• [What this task involves]:
Repeat the records below exactly as they appear.

• [Input data]:
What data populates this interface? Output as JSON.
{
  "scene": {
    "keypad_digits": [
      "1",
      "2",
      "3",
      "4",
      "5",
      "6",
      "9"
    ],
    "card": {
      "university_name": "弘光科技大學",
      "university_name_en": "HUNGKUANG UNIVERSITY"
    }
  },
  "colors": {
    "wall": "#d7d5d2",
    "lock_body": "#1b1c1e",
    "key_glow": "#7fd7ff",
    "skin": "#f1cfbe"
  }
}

• [Answer to the problem]:
What data populates this interface? Output as JSON.
{
  "scene": {
    "keypad_digits": [
      "1",
      "2",
      "3",
      "4",
      "5",
      "6",
      "9"
    ],
    "card": {
      "university_name": "弘光科技大學",
      "university_name_en": "HUNGKUANG UNIVERSITY"
    }
  },
  "colors": {
    "wall": "#d7d5d2",
    "lock_body": "#1b1c1e",
    "key_glow": "#7fd7ff",
    "skin": "#f1cfbe"
  }
}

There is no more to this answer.